Risks and Considerations
While carrots are generally safe for rats, there are important considerations to keep in mind:
- Portion Size: Carrots should be given in moderation. Despite their health benefits, overfeeding can lead to digestive issues due to their high sugar content.
- Choking Hazard: The size and hardness of carrots, especially when given whole, can pose a choking risk. It’s important to cut them into small, manageable pieces.
- Dietary Balance: Carrots should not replace the primary components of a rat’s diet, which should be nutritionally complete. They should only be given as a supplement to their regular diet.
Adhering to these guidelines ensures that carrots remain a healthy treat rather than a dietary risk.
How to Safely Introduce Carrots into a Rat’s Diet
Introducing carrots to a rat’s diet should be done cautiously:
- Preparation: Wash carrots thoroughly to remove any pesticides or chemicals. Peeling is optional but can help reduce the risk of chemical ingestion.
- Cutting Carrots: Chop carrots into small pieces that are easy for rats to handle and eat, reducing the risk of choking.
- Feeding Frequency: Start by offering small pieces of carrot once or twice a week. Observe how your rat reacts to this new addition to their diet, both in terms of interest and digestion.
Monitoring your rat’s response to carrots is crucial. Look for any changes in their stool or signs of gastrointestinal distress, which may indicate that their system is not tolerating the new food well.
Alternative Healthy Treats for Rats
While carrots are a great option, variety is key to a balanced diet for rats. Here are some other healthy treats that can be safely included:
- Fresh Fruits: Apples (seedless), bananas, and berries can be given in small quantities.
- Leafy Greens: Spinach, kale, and romaine lettuce offer essential nutrients.
- Other Vegetables: Broccoli, peas, and squash are also beneficial in moderation.
- Whole Grains: Cooked brown rice or whole grain pasta can be occasional treats.
It’s important to avoid foods that are harmful to rats, such as onions, raw beans, sweet candies, and caffeinated beverages.
Carrots can be a nutritious and enjoyable part of a pet rat’s diet when given correctly. They provide essential vitamins and minerals, support dental health, and can enhance overall well-being. However, they should be offered in moderation as part of a balanced diet, considering the potential risks and the appropriate ways to introduce them.
By incorporating a variety of safe fruits, vegetables, and grains, rat owners can provide a diverse and nutrient-rich diet for their pets. Always remember to introduce any new food slowly and in small amounts to monitor your rat’s reaction. This careful approach to feeding ensures that your pet rat enjoys a healthy and happy life.

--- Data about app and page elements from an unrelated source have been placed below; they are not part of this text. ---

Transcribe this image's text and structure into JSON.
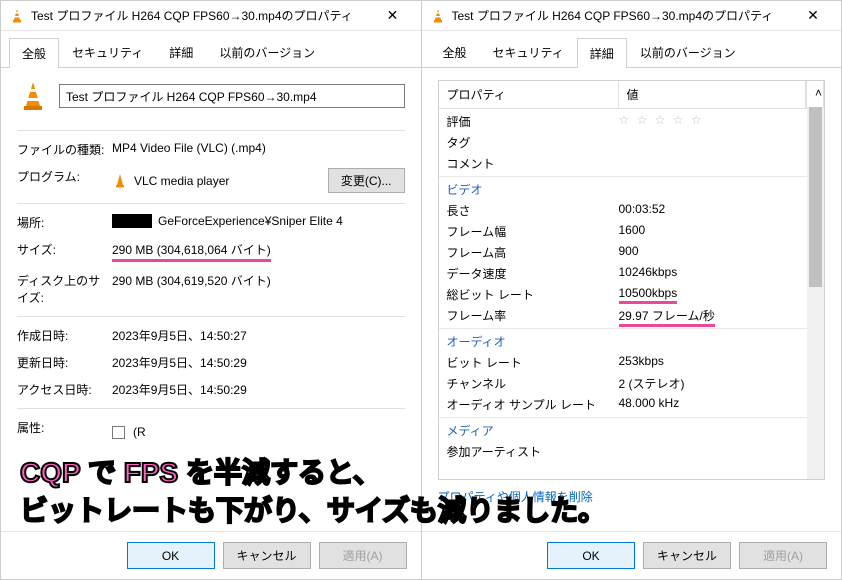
{
  "left": {
    "title": "Test プロファイル H264 CQP FPS60→30.mp4のプロパティ",
    "tabs": [
      "全般",
      "セキュリティ",
      "詳細",
      "以前のバージョン"
    ],
    "activeTab": 0,
    "filename": "Test プロファイル H264 CQP FPS60→30.mp4",
    "rows": {
      "filetype_label": "ファイルの種類:",
      "filetype": "MP4 Video File (VLC) (.mp4)",
      "program_label": "プログラム:",
      "program": "VLC media player",
      "change": "変更(C)...",
      "location_label": "場所:",
      "location_suffix": "GeForceExperience¥Sniper Elite 4",
      "size_label": "サイズ:",
      "size": "290 MB (304,618,064 バイト)",
      "disksize_label": "ディスク上のサイズ:",
      "disksize": "290 MB (304,619,520 バイト)",
      "created_label": "作成日時:",
      "created": "2023年9月5日、14:50:27",
      "modified_label": "更新日時:",
      "modified": "2023年9月5日、14:50:29",
      "accessed_label": "アクセス日時:",
      "accessed": "2023年9月5日、14:50:29",
      "attrs_label": "属性:",
      "attrs_r": "(R"
    }
  },
  "right": {
    "title": "Test プロファイル H264 CQP FPS60→30.mp4のプロパティ",
    "tabs": [
      "全般",
      "セキュリティ",
      "詳細",
      "以前のバージョン"
    ],
    "activeTab": 2,
    "header_prop": "プロパティ",
    "header_val": "値",
    "sections": {
      "rating": "評価",
      "tag": "タグ",
      "comment": "コメント",
      "video": "ビデオ",
      "length": "長さ",
      "length_v": "00:03:52",
      "fw": "フレーム幅",
      "fw_v": "1600",
      "fh": "フレーム高",
      "fh_v": "900",
      "datarate": "データ速度",
      "datarate_v": "10246kbps",
      "totalbr": "総ビット レート",
      "totalbr_v": "10500kbps",
      "fps": "フレーム率",
      "fps_v": "29.97 フレーム/秒",
      "audio": "オーディオ",
      "abr": "ビット レート",
      "abr_v": "253kbps",
      "ch": "チャンネル",
      "ch_v": "2 (ステレオ)",
      "sr": "オーディオ サンプル レート",
      "sr_v": "48.000 kHz",
      "media": "メディア",
      "artist": "参加アーティスト"
    },
    "remove_link": "プロパティや個人情報を削除"
  },
  "buttons": {
    "ok": "OK",
    "cancel": "キャンセル",
    "apply": "適用(A)"
  },
  "overlay": "CQP で FPS を半減すると、\nビットレートも下がり、サイズも減りました。"
}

Through understanding and attention to their dietary needs, owners can ensure that their pet rats not only survive but thrive.